With its large Irish population, Boston was at the forefront of the campaign. On February 7, 1847, the city's newly appointed Bishop devoted his first pastoral letter to the plight of the Irish: "A voice comes to us from across the ocean, the loud cry of her anguish has gone through the world. . . ." He urged his parishioners to give unstintingly. "Apathy and indifference, on an occasion like this," he said, "are inseparable from crime!"
That very night, the Bishop and his flock created a relief committee. Within a few weeks' time, $20,000 was on its way to Ireland from the Diocese of Boston.
Non-Catholic Bostonians also responded. On February 18th, they held a large public meeting at Faneuil Hall "to consider what Boston should do for Ireland." The result was the Boston Relief Committee, headed by Mayor Josiah Quincy Jr. and a large number of prominent civic and business leaders.
The BRC set to work immediately, petitioning Congress for permission to transport provisions to Ireland in a naval vessel. Although the country was at war with Mexico and ships were in short supply, Congress agreed to turn the U.S.S. Jamestown, a ship berthed at the Charlestown Navy Yard, over to the Boston Relief Committee.
Robert Bennet Forbes, the son of a wealthy Boston merchant, enlisted a volunteer crew. Supplies poured in, and on St. Patrick's Day, the all-Irish Boston Laborers' Aid Society began loading the vessel. On March 27th, the Jamestown sailed out of Boston Harbor with a heavy cargo of life-saving supplies.
The ship made the crossing in just over two weeks. It arrived at the docks in Cork to a cheering throng and a band playing "Yankee Doodle." That night celebratory receptions and bonfires were held for the crew of the Jamestown.
By the summer of 1847, Americans had sent over $500,000 and many thousands of tons of supplies to Ireland. Hopes for a good harvest did not materialize. The suffering continued. Anyone who could leave Ireland did. In 1847, the worst year of the famine, the Irish-born population of Boston swelled by more than 13,000. On a single day in April, over 1,000 Irish immigrants arrived at the port of Boston.
Between 1845 and 1855, fully one-third of the population of Ireland left their homeland. By 1855, there were more than 50,000 Irish in Boston. Over the next decades, they would transform the city's political, social, and cultural life.
In 1998, on the 150th anniversary of the Great Hunger, a $1,000,000 work of public art, the Boston Irish Famine Memorial, was unveiled at the corner of Washington and School Streets. The sculpture stands just a few blocks from the docks where immigrants who were lucky enough to survive the rigors of the voyage arrived.
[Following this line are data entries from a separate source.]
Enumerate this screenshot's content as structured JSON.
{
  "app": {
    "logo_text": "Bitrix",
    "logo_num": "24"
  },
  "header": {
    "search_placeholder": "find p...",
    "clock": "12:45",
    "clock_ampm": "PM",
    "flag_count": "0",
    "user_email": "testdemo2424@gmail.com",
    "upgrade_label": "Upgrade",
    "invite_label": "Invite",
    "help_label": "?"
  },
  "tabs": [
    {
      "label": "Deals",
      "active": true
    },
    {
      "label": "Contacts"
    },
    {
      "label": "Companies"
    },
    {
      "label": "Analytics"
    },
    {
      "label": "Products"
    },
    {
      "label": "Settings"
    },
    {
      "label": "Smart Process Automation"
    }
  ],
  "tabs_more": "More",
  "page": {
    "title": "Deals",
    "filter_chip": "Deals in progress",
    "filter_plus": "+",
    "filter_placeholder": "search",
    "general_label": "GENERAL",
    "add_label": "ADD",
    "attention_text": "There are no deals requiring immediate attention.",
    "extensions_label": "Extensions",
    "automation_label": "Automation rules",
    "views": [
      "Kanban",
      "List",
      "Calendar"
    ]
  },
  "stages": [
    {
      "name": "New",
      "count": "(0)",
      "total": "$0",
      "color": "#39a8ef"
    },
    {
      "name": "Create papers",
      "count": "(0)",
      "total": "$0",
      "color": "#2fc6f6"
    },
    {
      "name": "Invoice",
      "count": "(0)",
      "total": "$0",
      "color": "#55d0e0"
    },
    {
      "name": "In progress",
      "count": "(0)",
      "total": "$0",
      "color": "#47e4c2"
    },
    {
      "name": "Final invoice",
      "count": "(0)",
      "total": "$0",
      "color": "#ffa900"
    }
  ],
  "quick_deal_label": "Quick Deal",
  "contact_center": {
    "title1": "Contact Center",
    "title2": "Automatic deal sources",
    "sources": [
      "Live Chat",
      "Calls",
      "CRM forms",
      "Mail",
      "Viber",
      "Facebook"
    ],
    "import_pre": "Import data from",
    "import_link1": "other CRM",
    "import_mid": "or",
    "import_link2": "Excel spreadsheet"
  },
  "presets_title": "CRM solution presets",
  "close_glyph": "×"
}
Fitzpatrick's Boston 1846-1866, by Thomas H. O'Connor (Northeastern University Press, 1984).
The Boston Irish: A Political History, by Thomas H. O'Connor (Northeastern University Press, 1995).
The Famine Ships: Irish Exodus to America, by Edward Laxton (Owl Books, 1996).